# TASK ITEM:
From the data below, return all lines holding the string "JSON".

[Web page and app entries]
● ● ●

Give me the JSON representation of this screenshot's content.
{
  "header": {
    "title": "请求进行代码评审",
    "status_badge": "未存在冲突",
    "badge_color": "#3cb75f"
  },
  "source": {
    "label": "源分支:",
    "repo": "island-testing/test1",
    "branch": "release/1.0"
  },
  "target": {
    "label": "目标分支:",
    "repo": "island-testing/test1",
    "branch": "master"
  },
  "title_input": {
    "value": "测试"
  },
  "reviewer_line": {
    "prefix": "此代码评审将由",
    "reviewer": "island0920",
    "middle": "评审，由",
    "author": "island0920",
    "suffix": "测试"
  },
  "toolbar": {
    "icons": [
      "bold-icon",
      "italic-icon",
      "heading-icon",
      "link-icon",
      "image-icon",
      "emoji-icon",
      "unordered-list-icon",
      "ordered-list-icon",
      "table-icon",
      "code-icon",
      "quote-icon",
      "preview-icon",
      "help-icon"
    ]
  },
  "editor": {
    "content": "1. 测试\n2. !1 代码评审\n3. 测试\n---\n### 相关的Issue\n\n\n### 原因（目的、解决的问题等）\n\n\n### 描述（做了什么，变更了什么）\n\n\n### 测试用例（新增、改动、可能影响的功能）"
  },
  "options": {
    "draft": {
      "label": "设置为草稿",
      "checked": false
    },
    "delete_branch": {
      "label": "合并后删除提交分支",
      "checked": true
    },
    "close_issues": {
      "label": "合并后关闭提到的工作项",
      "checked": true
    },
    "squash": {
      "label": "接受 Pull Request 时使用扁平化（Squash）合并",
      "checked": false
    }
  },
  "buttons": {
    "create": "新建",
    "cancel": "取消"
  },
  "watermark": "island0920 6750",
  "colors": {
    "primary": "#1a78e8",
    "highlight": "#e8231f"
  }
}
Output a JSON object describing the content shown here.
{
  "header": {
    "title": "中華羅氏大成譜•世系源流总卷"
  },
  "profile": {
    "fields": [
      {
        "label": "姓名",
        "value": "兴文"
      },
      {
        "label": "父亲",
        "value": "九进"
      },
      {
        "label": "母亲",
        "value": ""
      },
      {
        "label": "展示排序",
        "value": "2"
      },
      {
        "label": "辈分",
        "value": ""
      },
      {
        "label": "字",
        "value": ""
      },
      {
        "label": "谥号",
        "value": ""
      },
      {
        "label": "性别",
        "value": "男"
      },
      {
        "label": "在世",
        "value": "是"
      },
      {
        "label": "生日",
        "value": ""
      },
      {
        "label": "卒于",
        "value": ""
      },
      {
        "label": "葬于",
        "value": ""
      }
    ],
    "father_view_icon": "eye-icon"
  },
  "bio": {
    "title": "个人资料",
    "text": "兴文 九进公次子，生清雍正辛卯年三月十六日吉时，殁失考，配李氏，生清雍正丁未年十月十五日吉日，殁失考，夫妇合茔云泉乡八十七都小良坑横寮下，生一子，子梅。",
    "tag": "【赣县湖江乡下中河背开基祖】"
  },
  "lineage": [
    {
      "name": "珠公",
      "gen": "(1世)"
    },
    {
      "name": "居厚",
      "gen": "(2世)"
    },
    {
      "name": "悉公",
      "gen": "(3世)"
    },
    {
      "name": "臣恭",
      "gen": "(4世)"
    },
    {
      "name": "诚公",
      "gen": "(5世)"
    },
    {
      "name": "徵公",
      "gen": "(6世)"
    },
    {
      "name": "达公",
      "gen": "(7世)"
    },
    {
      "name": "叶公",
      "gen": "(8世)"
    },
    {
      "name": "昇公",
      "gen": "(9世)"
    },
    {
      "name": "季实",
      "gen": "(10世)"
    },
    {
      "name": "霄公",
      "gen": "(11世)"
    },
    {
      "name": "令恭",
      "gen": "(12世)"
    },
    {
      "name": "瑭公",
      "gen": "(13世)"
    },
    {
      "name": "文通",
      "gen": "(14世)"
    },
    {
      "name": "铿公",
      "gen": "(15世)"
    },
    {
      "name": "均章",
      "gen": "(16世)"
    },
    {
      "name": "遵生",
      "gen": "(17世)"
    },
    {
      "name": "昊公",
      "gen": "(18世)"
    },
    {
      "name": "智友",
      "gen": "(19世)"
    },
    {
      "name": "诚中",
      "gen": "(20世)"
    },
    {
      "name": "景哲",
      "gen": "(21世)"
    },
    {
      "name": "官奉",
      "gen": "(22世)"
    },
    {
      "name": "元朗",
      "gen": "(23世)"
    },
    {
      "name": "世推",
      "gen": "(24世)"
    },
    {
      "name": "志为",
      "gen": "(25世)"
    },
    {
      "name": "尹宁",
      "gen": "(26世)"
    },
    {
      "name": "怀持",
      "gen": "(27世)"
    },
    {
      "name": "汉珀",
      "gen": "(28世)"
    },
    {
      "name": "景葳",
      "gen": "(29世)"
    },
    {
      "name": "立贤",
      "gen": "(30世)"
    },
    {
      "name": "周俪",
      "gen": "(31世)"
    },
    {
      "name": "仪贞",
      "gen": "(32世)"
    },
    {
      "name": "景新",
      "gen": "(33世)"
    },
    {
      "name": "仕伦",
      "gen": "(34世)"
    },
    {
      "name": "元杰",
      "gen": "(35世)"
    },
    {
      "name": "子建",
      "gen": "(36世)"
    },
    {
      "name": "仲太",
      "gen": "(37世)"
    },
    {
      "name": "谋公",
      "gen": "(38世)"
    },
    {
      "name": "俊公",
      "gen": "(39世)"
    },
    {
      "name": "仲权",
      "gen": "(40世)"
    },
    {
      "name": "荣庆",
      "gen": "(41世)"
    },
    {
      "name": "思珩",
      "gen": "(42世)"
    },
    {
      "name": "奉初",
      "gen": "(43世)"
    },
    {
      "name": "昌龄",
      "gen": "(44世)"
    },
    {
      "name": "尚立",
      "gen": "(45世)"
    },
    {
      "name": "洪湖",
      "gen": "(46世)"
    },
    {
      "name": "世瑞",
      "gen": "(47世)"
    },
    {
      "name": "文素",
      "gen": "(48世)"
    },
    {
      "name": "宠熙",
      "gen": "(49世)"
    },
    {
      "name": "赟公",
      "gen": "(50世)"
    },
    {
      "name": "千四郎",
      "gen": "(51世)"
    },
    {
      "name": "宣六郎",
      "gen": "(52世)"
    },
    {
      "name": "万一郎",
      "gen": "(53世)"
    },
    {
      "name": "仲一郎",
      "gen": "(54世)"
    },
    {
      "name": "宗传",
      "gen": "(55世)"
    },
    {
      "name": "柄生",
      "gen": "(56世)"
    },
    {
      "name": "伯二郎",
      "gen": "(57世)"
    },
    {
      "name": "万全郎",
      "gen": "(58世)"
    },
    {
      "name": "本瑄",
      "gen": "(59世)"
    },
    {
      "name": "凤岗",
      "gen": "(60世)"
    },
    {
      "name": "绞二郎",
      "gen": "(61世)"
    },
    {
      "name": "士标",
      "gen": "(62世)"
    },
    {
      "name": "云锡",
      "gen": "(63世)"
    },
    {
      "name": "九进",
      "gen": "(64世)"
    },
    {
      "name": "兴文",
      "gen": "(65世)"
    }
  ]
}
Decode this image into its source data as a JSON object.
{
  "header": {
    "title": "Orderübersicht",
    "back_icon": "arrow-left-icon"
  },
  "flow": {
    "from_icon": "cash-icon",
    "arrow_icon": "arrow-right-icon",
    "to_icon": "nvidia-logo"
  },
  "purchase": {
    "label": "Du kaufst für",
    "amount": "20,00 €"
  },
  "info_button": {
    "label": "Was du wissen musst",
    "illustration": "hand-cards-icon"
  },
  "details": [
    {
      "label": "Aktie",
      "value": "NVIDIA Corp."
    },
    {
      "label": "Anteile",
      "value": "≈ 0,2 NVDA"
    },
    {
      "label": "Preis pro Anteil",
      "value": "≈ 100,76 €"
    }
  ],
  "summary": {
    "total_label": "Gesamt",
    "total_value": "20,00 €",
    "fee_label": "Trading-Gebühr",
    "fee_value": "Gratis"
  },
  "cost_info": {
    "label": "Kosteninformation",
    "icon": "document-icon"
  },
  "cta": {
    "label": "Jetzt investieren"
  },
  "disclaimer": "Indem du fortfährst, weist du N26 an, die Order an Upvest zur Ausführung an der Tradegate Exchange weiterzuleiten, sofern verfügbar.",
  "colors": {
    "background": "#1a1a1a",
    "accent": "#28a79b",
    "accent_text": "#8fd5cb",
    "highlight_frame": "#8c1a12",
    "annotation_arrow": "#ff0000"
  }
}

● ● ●

# TASK OUTPUT:
Give me the JSON representation of this screenshot's content.
Output a JSON object describing the content shown here.
Decode this image into its source data as a JSON object.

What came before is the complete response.